Rumors have been flying today because of a story written by the Nikkei Asian Review claiming that Sony is getting out of OLED TVs to focus on 4K LCD TVs. On the other hand, we have seen reports that quote Sony as denying this development. What exactly is going on is unclear, but it is not unreasonable to assume that Sony is taking a measured look at OLED TVs with the outcome perhaps to be revealed soon.
According to the Nikkei report, Sony will reassign the people now working to develop OLED TVs at the Atsugi Technology Center and elsewhere to other tasks, including development of 4K-related products. At the same time, the company will take steps to cut costs in order to turn its TV business around. That includes plans to slash labor expenses for consumer electronics products by more than 20 percent.
Countering this report is news from the UK’s What-HiFi magazine that claims Sony sent them a statement denying the Nikkei report. Sony’s statement reads: “Sony has made no announcement in this regard. Sony continues developing and looking into reliable ways to mass produce OLED displays for consumers while continuing to build experience via providing OLED displays for professional, medical and broadcast use.”
If Sony is getting out of OLEDs, this will be the second time it has done so. Remember the Sony Xel 1 11.5″ OLED TV the company launched back in 2009 for $2,500? That didn’t last too long.
At CES 2013, it then showed a 56″ OLED TV prototype that it said was being developed with Panasonic and AUO. In December of 2013, Sony ended the partnership with Panasonic stating it would pursue development on its own.
There have also been rumors of Samsung reconsidering OLED TVs as its RGB OLED approach may be having troubling scaling to TV sizes with good yields. LG seems to be going full bore on OLEDs, however with their white OLED/color filter approach.

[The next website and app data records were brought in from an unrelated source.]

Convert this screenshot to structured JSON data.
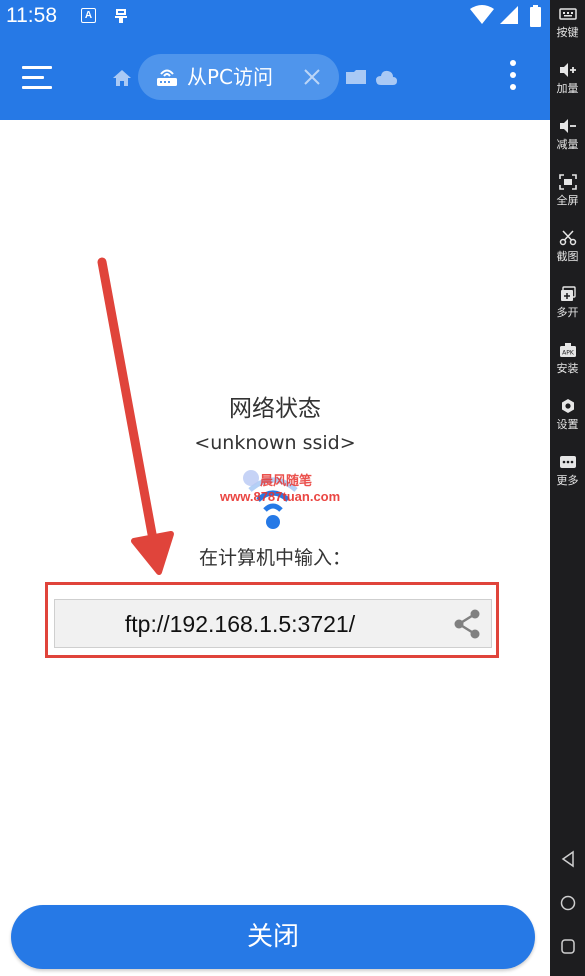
{
  "status_bar": {
    "time": "11:58",
    "notif_a": "A"
  },
  "toolbar": {
    "tab_label": "从PC访问"
  },
  "main": {
    "status_title": "网络状态",
    "ssid": "<unknown ssid>",
    "instruction": "在计算机中输入：",
    "url": "ftp://192.168.1.5:3721/",
    "watermark_line1": "晨风随笔",
    "watermark_line2": "www.8787tuan.com"
  },
  "close_button_label": "关闭",
  "side_panel": {
    "items": [
      {
        "icon": "keyboard-icon",
        "label": "按键"
      },
      {
        "icon": "volume-up-icon",
        "label": "加量"
      },
      {
        "icon": "volume-down-icon",
        "label": "减量"
      },
      {
        "icon": "fullscreen-icon",
        "label": "全屏"
      },
      {
        "icon": "scissors-icon",
        "label": "截图"
      },
      {
        "icon": "multi-window-icon",
        "label": "多开"
      },
      {
        "icon": "apk-icon",
        "label": "安装"
      },
      {
        "icon": "gear-icon",
        "label": "设置"
      },
      {
        "icon": "more-icon",
        "label": "更多"
      }
    ]
  },
  "colors": {
    "primary": "#2679e6",
    "annotation_red": "#e0443b",
    "panel": "#1d1d1f"
  }
}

If Samsung is having yield issues, Sony, which also has an RGB approach, may be experiencing the same. And to be competitive, these OLED sets will have to offer 4K resolution — which will clearly have a yield impact as well.
Most forecasts for OLED TVs are quite modest over the near and midterm and will not make much of a dent in the LCD TV market. That may be OK if you can charge a good premium for the sets or you have other reasons to produce these models. Those reasons might be technology leadership, overlap with other OLED display segments, or brand leadership. Sony certainly wants to be a technology and brand leader in TVs, but has lost so much money over the last decade pursing that goal, that the idea of continuing this quest may be getting some serious push back.
Sony’s most recent financial statement revealed it lost $1.26B in its last fiscal year ended March 31, 2014, which included $248M in losses at its Home Entertainment and Sound Division (which includes TVs). Sales of TVs increased nearly 30 percent to $7.3B due to a larger share of higher-priced models, but the group still saw a loss of $250M. That’s better than last’s year’s loss of $683M, but will it ever get into the black?
Sony also makes a line of professional OLED monitors as well, so will these continue? In my discussions with Sony’s Professional group, it is clear that that part of the business is doing very well. At NAB, they announced new 2K OLED monitors and showed a 4K prototype, which should hit the market soon. These offer reference grade image quality.
But is it sustainable? Many say the market for such expensive displays is more limited than it used to be and alternatives are emerging. For example, quantum dot technology in LCD is going to give OLEDs a run for their money in terms of color gamut. The Rec 2020 color gamut is coming so what technologies can meet that need? Sony already uses quantum dots in their LCD TVs, so may be considering using quantum dots in the future and eliminating OLEDs — but that is mere speculation.
OLEDs offer the best black levels too, but with dynamic backlights and high dynamic range displays on the horizon, LCDs will start to rival OLEDs as well. In fact, OLED may be at a disadvantage for HDR displays because they may not be able to sustain the peak brightness levels without ramifications.
One area OLEDs clearly excel at is response speed. There are some LCD modes that hope to improve in this area, but none seem on the commercialization horizon right now. Maybe we will learn more about that at next month’s SID’s Display Week in San Diego.